Disease status before allogeneic hematopoietic stem cell transplantation (allo-HSCT) is an important prognostic marker for recipients with acute myeloid leukemia (AML), and flow cytometry (FC)-assisted minimal residual disease (MRD) detection is of well-known clinical significance in this setting. However, current interpretation requires experienced manual gating, which is time consuming as well as suffering from inter-physician idiosyncrasies. The reproducibility and objectivity could then be compromised. In this study, we aimed to develop automated FC data interpretation algorithm using artificial intelligence (AI) technology in supporting physicians to conduct rapid and reliable pre-HSCT MRD detection for AML patients.
Retrospective FC data of AML or myelodysplastic syndrome (MDS) from 2009 to 2017 for MRD detection at the National Taiwan University Hospital were used for establishing AI diagnostic strategy. Totally 4350 data samples from two different FC machines (3090 from FASCalibur and 1260 from FASCantoII-Senior) were included. Each of the samples had a 12-tube test on 100000 cells, measured in 6 fluorescent channels (FSC, SSC, FITC, PE, PerCP, APC) within 1 tube.
The whole dataset was randomly divided to the Training set and the Validation set, taking 80% and 20% samples respectively. The Training set was used to develop and tune the AI algorithm, and final concordance was estimated on the blinded Validation set. Algorithms for pair-wise recognition (AML vs. normal, MDS vs. normal and abnormal (AML+MDS) vs. normal) were developed independently, according to previous manual interpretation of FC data.
The recorded numerical values of the 6 fluorescent channels of each tube were considered as raw feature attributes. The data was first statistically-modelled with a sub-dictionary approach in learning a multivariate Gaussian mixture model.

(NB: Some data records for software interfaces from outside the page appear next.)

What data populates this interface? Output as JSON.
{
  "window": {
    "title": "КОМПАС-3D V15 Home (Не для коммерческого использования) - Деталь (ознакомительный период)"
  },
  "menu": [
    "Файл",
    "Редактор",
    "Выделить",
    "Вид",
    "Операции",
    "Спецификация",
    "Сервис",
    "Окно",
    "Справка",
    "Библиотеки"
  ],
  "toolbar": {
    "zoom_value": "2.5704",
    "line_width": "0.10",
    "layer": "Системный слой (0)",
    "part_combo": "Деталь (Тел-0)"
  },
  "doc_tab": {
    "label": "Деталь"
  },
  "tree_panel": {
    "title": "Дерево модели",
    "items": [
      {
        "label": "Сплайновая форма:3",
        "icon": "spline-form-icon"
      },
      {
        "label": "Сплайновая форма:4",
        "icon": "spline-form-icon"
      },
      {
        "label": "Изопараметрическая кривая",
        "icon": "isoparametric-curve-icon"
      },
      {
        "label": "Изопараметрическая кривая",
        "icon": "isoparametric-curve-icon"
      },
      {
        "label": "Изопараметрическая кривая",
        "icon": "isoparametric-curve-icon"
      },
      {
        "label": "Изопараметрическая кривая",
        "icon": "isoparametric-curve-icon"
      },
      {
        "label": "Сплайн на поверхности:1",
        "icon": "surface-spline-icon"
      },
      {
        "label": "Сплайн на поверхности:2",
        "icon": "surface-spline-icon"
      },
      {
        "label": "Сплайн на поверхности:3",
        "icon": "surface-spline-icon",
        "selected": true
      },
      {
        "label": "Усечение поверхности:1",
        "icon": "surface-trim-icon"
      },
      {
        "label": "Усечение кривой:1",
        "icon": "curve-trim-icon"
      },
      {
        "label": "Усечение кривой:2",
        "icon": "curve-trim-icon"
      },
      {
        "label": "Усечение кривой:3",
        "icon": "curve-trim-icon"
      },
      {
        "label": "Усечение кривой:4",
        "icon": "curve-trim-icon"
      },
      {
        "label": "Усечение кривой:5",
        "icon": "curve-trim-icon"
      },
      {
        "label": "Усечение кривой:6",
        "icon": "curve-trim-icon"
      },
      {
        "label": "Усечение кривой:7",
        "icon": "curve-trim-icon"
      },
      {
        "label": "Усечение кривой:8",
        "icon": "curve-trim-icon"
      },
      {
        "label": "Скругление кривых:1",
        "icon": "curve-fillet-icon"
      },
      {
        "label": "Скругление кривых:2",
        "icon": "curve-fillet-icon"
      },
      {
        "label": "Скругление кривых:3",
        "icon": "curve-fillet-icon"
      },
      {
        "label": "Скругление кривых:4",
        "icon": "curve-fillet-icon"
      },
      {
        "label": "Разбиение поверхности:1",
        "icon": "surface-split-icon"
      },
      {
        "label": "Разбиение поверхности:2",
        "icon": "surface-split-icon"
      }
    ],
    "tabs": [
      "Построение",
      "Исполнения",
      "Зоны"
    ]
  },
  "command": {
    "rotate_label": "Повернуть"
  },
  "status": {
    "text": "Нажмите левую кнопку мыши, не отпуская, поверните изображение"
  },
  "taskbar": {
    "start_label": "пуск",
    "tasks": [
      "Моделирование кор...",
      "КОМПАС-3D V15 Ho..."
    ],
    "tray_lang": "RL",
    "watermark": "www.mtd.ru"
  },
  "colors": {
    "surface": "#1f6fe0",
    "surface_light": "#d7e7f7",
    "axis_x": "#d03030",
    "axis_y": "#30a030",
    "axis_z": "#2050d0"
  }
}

Then a probabilistic derivation based on Fisher scoring was exploited to compute the L2-normalized fixed-dimensional input representations. The raw feature attributes were then encoded into a Fisher representational vector. Lastly, vectors of each tube were concatenated as the final high-dimensional input to the supervised machine learning classifier, i.e., a support vector machine with linear kernel. In addition, ANOVA-based feature selection was also conducted throughout the experiments.
For outcome predicting analysis, we included 94 AML patients with available pre-allo-HSCT FC data. Their clinical parameters, progression-free survival (PFS) and overall survival (OS) after allo-HSCT are recorded and analyzed with a median follow-up of 39.9 months.
For the Calibur Training set (n=2,649), the concordance rate of AI algorithm with manual analysis in differentiating AML vs. normal, MDS vs. normal, and abnormal vs normal was as high as 91.8%, 94.0%, and 90.8%, respectively. Similar rates were noted for the CantoII-Senior Training set (n=1,041): 88.0%, 85.5%, and 84.4%. The final concordance rates for the overall Validation set was 87.9%, 87.9% and 85.1%, respectively. Surprisingly, the algorithm developed from only single tube (CD13, CD16, CD45, FSC and SSC) can achieve almost identical concordance rates as to that from all 12 tubes, both for Calibur data (estimated by the area under receiver operating characteristic curve (AUC), 0.932 vs. 0.935) and CantoII-Senior data (AUC 0.790 vs. 0.832). Another point to note is that the AI system is 100 times faster than the trained professionals in interpreting one FC data (around 7 secs vs 15-30 mins).
The clinical parameters for 94 AML patients underwent HSCT were illustrated (Table 1). As noted, 38 were classified to have abnormal pre-HSCT FC data by AI system (indicating residual disease) and 56 were normal. Those with normal FC had significantly longer post-HSCT OS compared to those with abnormal FC (median OS NR vs 6.5 months, p<0.001) (Figure 1a). Pre-HSCT normal FC also predicted longer post-HSCT PFS (median PFS NR vs 4.5 months, p<0.0001) (Figure. 1b). Multi-variate analysis with Cox Hazard Proportional model confirmed the prognostic significance of positive MRD by AI for OS and RFS.
This study demonstrated that AI could be an efficient and reliable diagnostic and prognosis prediction tool for AML. In the future, we like to incorporate other test results simultaneously measured for those patients as our next phase of advancing the AI system.
Li: Celgene International Sàrl: Research Funding. Ko: Celgene International Sàrl: Research Funding. Hou: Celgene International Sàrl: Research Funding. Lin: Celgene International Sàrl: Research Funding. Tien: Celgene International Sàrl: Research Funding. Tang: Celgene International Sàrl: Research Funding.
Asterisk with author names denotes non-ASH members.